[Degeneration] means literally an unkinding, the undoing of a kind, and in this sense was first used to express the change of kind without regard to whether the change was to perfect or to degrade; but it is now used exclusively to denote a change from a higher to a lower kind, that is to say, from a more complex to a less complex organisation; it is a process of dissolution, the opposite of that process of involution which is pre-essential to evolution. [Henry Maudsley, "Body and Will," 1884]
c. 1600, "single, solitary," from French unique (16c.), from Latin unicus "only, single, sole, alone of its kind," from unus "one" (from PIE root *oi-no- "one, unique"). Meaning "forming the only one of its kind" is attested from 1610s; erroneous sense of "remarkable, uncommon" is attested from mid-19c. Related: Uniquely; uniqueness.

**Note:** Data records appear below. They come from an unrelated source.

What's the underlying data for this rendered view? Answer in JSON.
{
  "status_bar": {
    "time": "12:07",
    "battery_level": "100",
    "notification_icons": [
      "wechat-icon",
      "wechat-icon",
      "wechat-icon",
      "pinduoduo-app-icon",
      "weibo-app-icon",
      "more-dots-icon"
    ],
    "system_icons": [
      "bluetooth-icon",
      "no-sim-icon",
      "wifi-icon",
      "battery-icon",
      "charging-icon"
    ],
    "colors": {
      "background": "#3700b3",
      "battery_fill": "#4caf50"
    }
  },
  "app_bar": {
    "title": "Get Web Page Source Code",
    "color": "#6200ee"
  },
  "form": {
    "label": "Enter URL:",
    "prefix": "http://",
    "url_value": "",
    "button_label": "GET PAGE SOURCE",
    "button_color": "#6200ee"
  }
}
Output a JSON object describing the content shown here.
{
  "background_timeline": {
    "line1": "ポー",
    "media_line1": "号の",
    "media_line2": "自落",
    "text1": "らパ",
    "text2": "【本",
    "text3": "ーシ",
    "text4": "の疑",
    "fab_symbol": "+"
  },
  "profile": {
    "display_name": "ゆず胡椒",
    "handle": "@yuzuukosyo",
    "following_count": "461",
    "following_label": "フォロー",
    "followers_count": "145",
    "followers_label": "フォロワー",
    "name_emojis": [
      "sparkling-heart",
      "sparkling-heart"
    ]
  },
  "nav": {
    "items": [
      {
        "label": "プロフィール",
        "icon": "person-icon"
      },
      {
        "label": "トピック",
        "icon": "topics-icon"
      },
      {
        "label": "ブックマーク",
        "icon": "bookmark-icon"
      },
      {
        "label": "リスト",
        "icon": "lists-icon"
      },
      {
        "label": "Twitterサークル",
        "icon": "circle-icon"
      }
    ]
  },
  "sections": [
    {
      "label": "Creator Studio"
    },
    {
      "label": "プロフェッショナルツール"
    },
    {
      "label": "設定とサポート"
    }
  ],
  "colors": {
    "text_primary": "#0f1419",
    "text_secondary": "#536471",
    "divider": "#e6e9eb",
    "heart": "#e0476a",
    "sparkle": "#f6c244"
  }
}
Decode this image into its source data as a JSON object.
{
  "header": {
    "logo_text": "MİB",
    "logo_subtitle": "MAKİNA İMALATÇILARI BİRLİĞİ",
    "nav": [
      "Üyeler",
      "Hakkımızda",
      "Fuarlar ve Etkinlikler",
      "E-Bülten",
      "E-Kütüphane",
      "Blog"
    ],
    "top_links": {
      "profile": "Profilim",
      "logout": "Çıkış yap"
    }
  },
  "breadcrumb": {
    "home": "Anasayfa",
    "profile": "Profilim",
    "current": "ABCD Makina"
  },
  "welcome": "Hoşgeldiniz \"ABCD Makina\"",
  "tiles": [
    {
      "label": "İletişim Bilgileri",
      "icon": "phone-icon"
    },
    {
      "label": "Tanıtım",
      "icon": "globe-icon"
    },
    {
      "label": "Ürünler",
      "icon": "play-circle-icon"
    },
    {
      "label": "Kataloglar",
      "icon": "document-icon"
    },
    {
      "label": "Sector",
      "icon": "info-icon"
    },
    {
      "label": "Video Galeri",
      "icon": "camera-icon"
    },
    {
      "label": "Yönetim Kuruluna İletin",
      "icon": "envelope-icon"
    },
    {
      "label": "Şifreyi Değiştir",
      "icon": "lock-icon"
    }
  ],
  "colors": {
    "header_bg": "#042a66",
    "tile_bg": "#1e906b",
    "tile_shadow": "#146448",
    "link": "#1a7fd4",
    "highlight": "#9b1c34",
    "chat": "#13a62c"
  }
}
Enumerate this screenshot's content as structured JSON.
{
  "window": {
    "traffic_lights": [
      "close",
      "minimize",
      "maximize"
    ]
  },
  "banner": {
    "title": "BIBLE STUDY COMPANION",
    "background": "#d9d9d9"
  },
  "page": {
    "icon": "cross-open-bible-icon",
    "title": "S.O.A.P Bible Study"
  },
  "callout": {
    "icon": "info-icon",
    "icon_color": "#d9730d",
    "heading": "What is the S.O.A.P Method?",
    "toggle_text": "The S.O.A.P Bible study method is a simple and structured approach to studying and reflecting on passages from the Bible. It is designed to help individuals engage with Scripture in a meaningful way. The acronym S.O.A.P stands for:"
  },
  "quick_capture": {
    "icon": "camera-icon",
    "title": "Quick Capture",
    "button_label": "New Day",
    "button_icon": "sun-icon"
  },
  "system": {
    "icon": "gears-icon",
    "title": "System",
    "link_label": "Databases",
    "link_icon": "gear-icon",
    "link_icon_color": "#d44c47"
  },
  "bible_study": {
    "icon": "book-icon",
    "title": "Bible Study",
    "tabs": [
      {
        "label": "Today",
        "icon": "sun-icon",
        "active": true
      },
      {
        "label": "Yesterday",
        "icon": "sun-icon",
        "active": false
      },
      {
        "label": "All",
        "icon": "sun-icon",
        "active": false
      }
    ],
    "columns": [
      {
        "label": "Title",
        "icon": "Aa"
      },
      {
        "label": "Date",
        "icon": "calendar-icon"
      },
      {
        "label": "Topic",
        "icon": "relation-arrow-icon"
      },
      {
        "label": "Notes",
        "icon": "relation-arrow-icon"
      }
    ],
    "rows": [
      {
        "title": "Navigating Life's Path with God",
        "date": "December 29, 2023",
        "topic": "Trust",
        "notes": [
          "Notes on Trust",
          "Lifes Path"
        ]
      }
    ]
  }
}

late 14c., "group of people, animals, etc.; kind or variety of person or animal," from Old French sorte "class, kind," from Latin sortem (nominative sors) "lot; fate, destiny; share, portion; rank, category; sex, class, oracular response, prophecy," from PIE root *ser- (2) "to line up."
The sense evolution in Vulgar Latin is from "what is allotted to one by fate," to "fortune, condition," to "rank, class, order." Later (mid-15c.) "group, class, or category of items; kind or variety of thing; pattern, design." Out of sorts "not in usual good condition" is attested from 1620s, with literal sense of "out of stock."